The petition prays for quashing the notification issued by NLSIU yesterday wherein it had intimated its decision to hold an online National Law Aptitude Test, 2020 (NLAT) on September 12 for admissions to the University in lieu of CLAT which is scheduled to be held on September 28.
NLSIU's decision has now been challenged as arbitrary, illegal and in violation of the bye-laws of the Consortium of National Law Universities as well as earlier orders of the Supreme Court.

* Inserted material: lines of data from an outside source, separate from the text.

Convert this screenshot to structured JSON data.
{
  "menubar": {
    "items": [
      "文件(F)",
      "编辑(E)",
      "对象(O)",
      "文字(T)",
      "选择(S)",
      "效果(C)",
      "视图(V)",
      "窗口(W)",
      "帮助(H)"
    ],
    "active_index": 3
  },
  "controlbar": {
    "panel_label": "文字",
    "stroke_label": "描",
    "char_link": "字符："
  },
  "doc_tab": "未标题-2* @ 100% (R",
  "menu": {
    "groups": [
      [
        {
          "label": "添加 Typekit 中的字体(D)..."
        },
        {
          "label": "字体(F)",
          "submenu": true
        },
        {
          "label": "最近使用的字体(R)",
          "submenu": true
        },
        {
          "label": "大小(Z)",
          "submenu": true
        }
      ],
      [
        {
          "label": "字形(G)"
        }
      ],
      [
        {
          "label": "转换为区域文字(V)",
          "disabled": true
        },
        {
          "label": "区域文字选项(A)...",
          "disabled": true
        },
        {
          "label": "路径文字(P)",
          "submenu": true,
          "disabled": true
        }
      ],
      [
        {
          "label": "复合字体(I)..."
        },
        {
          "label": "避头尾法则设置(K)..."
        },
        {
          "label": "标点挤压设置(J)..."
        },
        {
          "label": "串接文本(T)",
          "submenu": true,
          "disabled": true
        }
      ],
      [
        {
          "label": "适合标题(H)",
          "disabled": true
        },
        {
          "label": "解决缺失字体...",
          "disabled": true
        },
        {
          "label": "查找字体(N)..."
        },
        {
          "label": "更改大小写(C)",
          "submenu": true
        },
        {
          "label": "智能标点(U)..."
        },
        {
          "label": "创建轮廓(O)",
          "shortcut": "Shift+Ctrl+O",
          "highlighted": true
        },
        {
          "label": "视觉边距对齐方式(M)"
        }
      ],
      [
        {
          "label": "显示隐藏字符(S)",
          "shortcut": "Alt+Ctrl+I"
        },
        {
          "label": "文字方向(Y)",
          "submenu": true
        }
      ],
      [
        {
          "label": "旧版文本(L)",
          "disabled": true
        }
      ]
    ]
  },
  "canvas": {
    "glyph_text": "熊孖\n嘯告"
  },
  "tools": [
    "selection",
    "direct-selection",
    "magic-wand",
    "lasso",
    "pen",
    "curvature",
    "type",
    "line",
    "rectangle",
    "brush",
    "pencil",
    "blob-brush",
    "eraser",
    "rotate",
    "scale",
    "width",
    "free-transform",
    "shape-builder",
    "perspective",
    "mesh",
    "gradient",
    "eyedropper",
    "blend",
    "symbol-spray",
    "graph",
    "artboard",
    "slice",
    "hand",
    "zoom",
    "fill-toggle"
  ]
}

The petition has been preferred by five students.
The contentions made by the petitioners include:
NLSIU's decision to declare a separate examination for admission to its 5-year BA LLB programme for 2020-21 is illegal and arbitrary;
NLSIU's September 3 notification issued to that effect is violative of clause 15.7 of the bye-laws of the Consortium of National Law Universities;
NLSIU's decision to hold a separate examination without withdrawing from the CLAT consortium is illegal, arbitrary and whimsical;
NLSIU's decision to hold a separate examination, while being a permanent member of the CLAT Consortium of National Law Universities is unlawful and arbitrary;
NLSIU's withdrawal from the Common Law Admission Test (CLAT) violates the rights of the petitioners to have an examination in a just and fair manner;
NLSIU's decision to hold a separate entrance exam after aspirants filled the registration forms for CLAT is violative of the principle of promissory estoppel;
Declaration of a new date of examination and a new exam pattern by NLSIU around 10 days before the declared date of examination is illegal, arbitrary and whimsical
NLSIU's action is against the established precedents of the Supreme Court for the conduct of fair and just examination
Inter alia, it is also noted that the Vice-Chancellor of NALSAR, Prof Faizan Mustafa had expressed his dismay at NLSIU's decision to conduct the NLAT, while still being a member of the CLAT Consortium, which is said to be in violation of the Consortium's bye-laws.
On a related note, the CLAT consortium held an emergency meeting last night following NLSIU's intimation that it would be conducting a law separate entrance exam this year.
The meeting was attended by all members of the Executive Council, except the Vice-Chancellor of NLSIU, informed the CLAT 2020 convenor, Prof Balraj Chouhan.
"The Executive Council expressed its surprise and anguish on the unilateral decision of NLSIU to go ahead with its own admission test. The Council noted with dismay that while the NSLIU wishes to continue in the consortium yet conduct its own admission test which is not permissible under the Bye laws of the Consortium. Moreover, this new admission test will put thousands of students during the extraordinary Covid-19 health emergency to a lot of inconvenience who will now have to appear in two tests instead of one", it was stated.
It is further informed that the CLAT Consortium will be meeting today as well to decide on the future course of action.